- To make the citrus dressing, simmer orange and lemon juice in a small saucepan until reduced by half. Remove from the heat, add honey or maple syrup, then pour in olive oil in a steady stream, whisking constantly to form a lovely emulsified dressing. Taste and season well with salt and freshly ground black pepper.
- Transfer quinoa to a large bowl and stir in orange zest, almonds, chives, asparagus, arugula, feta cheese and the dressing.

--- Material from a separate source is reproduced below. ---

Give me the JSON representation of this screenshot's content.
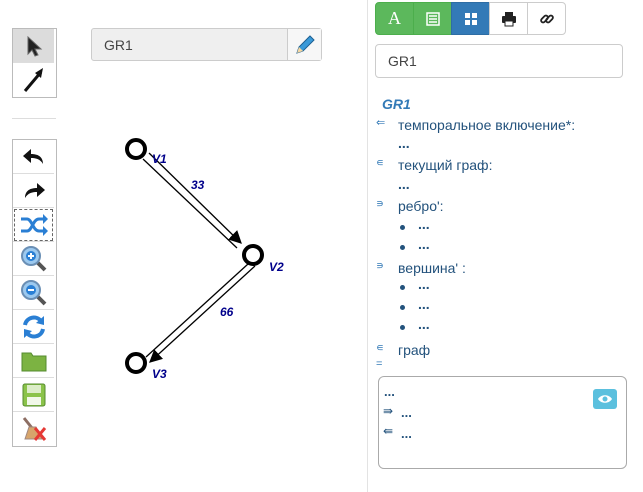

Toss well and adjust seasoning if needed.
Recipe adapted from Emma Galloway’s book, My Darling Lemon Thyme.
Easy Crust-less Spinach and Feta Pie
Yield: 4-6 servings
|photo from skinnytaste.com|
1 pound fresh spinach and/or other leafy greens (10 oz frozen spinach or greens)
½ cup chopped green onions, chives or green garlic
2 Tbsp chopped fresh dill
2 Tbsp chopped fresh parsley
½ cup crumbled feta
2 Tbsp grated Asiago or Parmesan cheese
½ cup all-purpose flour
1 tsp baking powder
⅔ cup milk
1 tsp olive oil
2 large eggs, beaten
½ tsp salt
Freshly ground black pepper, to taste
- Preheat oven to 400°F.
- Lightly grease a pie pan with oil.
- If using fresh spinach and/or greens, you need to cook them first. Heat a medium size pan over medium heat. Add a few tablespoons of water and the greens. Cover the pan and simmer for a few minutes or until the greens are wilted. Put the greens in a colander and rinse with cold water. Once cooled, squeeze the excess water out of the greens and roughly chop them with a knife.
- Mix the spinach and/or other greens along with the green onion, dill, parsley, and feta cheese. Spoon the mixture into the pie dish.
- Bake for 28-33 minutes or until a knife inserted in the center comes out clean. Let the pie stand for at least 5 minutes before serving.
This recipe was adapted from www.skinnytaste.com and was shared by a member in our private Facebook group this year as well as in previous years. I figured a recipe that makes a return appearance in the group is worth sharing with others! It’s also a great recipe for using a large quantity of greens. Don’t be afraid to mix and match whatever leafy greens you have available.